When the woman set the table, she carefully laid out two plates, two sets of silverware, one can of peas, one hourglass, and a loaded gun. Her husband sat at the head of the table and she sat at the other while they tried to forget the third chair was vacant. Routine was a harmless habit. One of the few comforts left for them to rely on. The calendar on the wall was seven years out of date and the perishable food was quickly approaching four.
She had stopped tallying their days long ago. Sometimes she would glance at the concrete wall and forget for a moment that day 1000 was in the past. They had grieved their lives, turned to answers in the bible, and pleaded with the devil, before ultimately giving up and forming a religion of their own.
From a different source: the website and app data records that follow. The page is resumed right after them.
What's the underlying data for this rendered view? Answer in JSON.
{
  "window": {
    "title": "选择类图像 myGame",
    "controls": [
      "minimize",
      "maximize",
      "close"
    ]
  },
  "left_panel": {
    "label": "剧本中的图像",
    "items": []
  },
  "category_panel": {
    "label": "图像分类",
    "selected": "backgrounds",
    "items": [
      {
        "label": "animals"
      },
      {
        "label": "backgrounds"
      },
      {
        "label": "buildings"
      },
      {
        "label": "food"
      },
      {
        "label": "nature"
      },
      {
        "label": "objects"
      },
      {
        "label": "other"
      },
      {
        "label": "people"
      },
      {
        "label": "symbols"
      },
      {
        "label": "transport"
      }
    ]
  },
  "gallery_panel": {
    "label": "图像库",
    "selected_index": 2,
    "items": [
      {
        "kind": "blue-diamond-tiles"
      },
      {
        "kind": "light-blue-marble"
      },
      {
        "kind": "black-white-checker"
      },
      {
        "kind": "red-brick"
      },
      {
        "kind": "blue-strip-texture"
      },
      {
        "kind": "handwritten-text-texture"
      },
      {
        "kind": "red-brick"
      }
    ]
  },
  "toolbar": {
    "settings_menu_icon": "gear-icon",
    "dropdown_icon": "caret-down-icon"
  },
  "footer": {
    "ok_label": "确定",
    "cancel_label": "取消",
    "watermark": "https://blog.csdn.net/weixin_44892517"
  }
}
A curated routine was ritualistic practice. They told the same stories like reciting hymns. They had the same conversation every night like a closing prayer. As she dished them each a portion of peas she began:
“How was your day today? Anything new?”
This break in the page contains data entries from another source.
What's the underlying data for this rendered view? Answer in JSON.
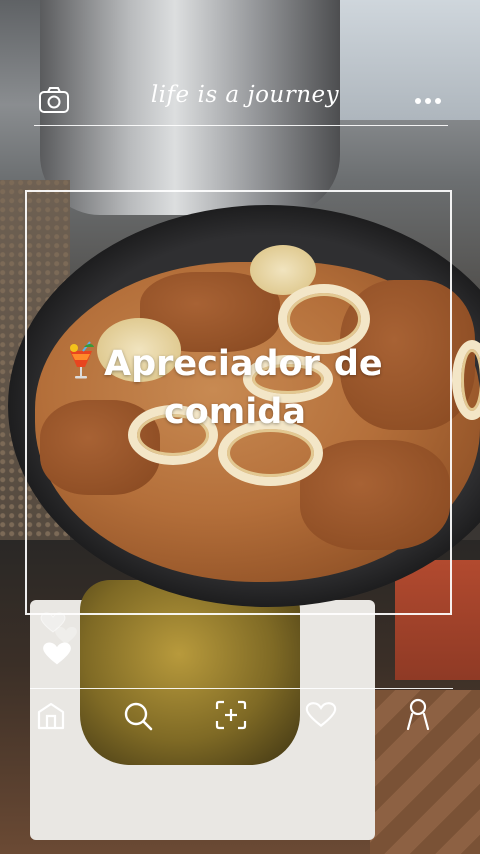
{
  "header": {
    "tagline": "life is a journey",
    "camera_icon": "camera-icon",
    "more_icon": "more-dots-icon"
  },
  "post": {
    "caption_line1_word1": "Apreciador",
    "caption_line1_word2": "de",
    "caption_line2": "comida",
    "caption_emoji_icon": "tropical-drink-icon"
  },
  "reactions": {
    "like_icon": "heart-filled-icon",
    "floating_icons": [
      "heart-outline-icon",
      "heart-outline-icon"
    ]
  },
  "bottom_nav": {
    "items": [
      {
        "icon": "home-icon"
      },
      {
        "icon": "search-icon"
      },
      {
        "icon": "add-post-icon"
      },
      {
        "icon": "heart-outline-icon"
      },
      {
        "icon": "profile-icon"
      }
    ]
  },
  "colors": {
    "overlay": "#ffffff",
    "background": "#3a3633"
  }
}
Her husband would sigh as if exhausted from an 8-hour day in the office, furrowing his brows and rolling his eyes to the ceiling in thought. He would turn to his left (as if looking at the large window in their kitchen) and then turn back to face her. In reality, he was looking at another concrete wall that housed the limp mattress they slept on. It was all an act, a play, a bad dream that maybe they would wake up from if they made the most of it.
They had planned for the end and kept a detailed itinerary of what would occur if—when—they ran out of food. She’d known for weeks that that day was coming; she’d had less and less to serve for meals. But touching the last can in their stash was still as jolting as touching a hot stove. A last meal of peas; a food she had consistently pushed aside her entire life and neglected until the rest of her meal was gone. Rolled, mushed, hidden, stabbed but in the end her only sustenance.
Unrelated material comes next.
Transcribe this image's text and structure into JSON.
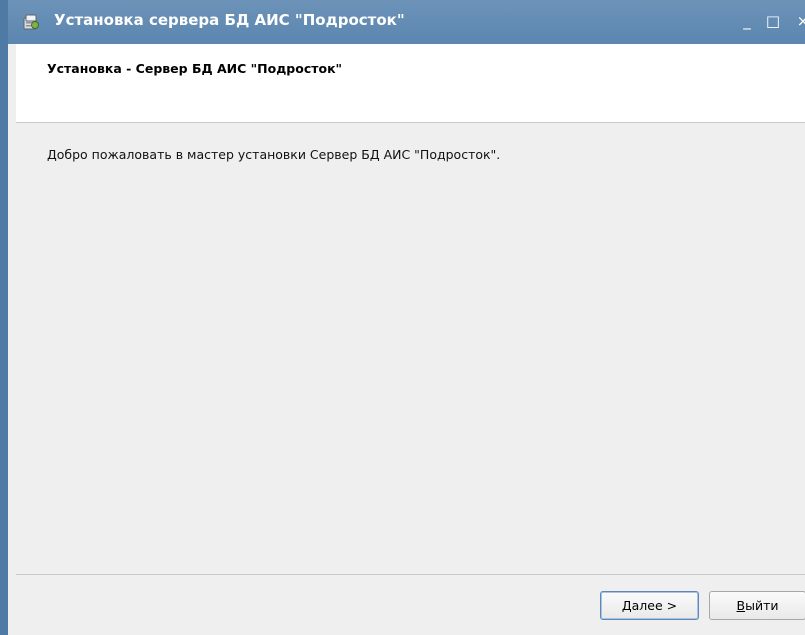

Her husband delivered his lines without hesitation and though his hands shook slightly his voice didn’t waver.
“Uh, the same as always, can’t complain too much. If I keep up my number of sales, I could be up for a promotion by the end of the month!” His voice cracked and the pitched note hung in the air. The end of the month. How long till the end of the month? What month was it? It had been so long ago; normalcy had been so long ago. Her husband cleared his throat and stared. She stared back. Then, she turned her eyes back down to her plate, where she scanned the diminishing amount of peas. The performance continued.
“That’s amazing! We’d have to go out to celebrate, maybe even take a vacation.” The last word felt foreign on her lips.
The conversation went on, with small blips along the way. She stole his line, he paused too long. Silently they agreed to take their last meal — their last night, slowly. She dropped her spoon once, then twice. Counted her peas once, then twice. Ten on the left, eight on the right. Eight on the right, ten on the left. The crowd of peas faded into a smaller group, then a nuclear family of four, and then finally into a couple.
He asked her to dance. He asked her to dance every night and every night she said yes. Only for a few minutes, she would laugh, whining that she didn’t have the time. Give me just two minutes of your time, he would counter. He had gifted her the hourglass, and it worked as a compromise that left them both content. Measuring of time didn’t seem as insignificant as it used to.
“Dance with me?”
“Only for a little while.”
Neither of them moved from their seats. She kept her hands grasped in her lap to keep from gripping the arms on the chair. Their plan for the end was final, written in stone, a prophecy inevitably being fulfilled. She tried to remind herself that she was doing this willingly. Routine, ritual, and sacrifice were all part of their religion but suffering was not. Desperation was not.
Finally, he stood, dragging his feet with each step to the record player, which was one of the first things he’d grabbed in their hasty move to the bunker. The first thing she had grabbed was their wedding photo and the hand of their son. But grudges are held by those that have time.
The hourglass was more explosive than the loaded gun. It was this notion that finally got her to stand, even if it was on shaky legs.
Her husband stood hunched over the record player despite the fact that he had only one vinyl and on that vinyl, only one single. But still, he stood and waited as if there was an important decision to be made, because in a way there was. The song started, and he swayed in time to the opening instrumental. He hummed while they danced, in amateur dance steps that might have resembled a choppy and slow tango. Her smile was tilted at an angle that was out of character from her usual flirtatious taunt. They were silent the entire time, their eyes expressing words their mouths couldn’t organize. True to ritual, he dipped her as the last line was sung and left behind the remaining seconds of the instrumental. The last of the song faded as she glanced at the table and did something out of routine. She reached out.
Fiona E. is a published author of both poetry and short stories. She loves twisted, ambiguous endings along with the most raw and unpolished human emotion.
Featured image by Ron Lach on Pexels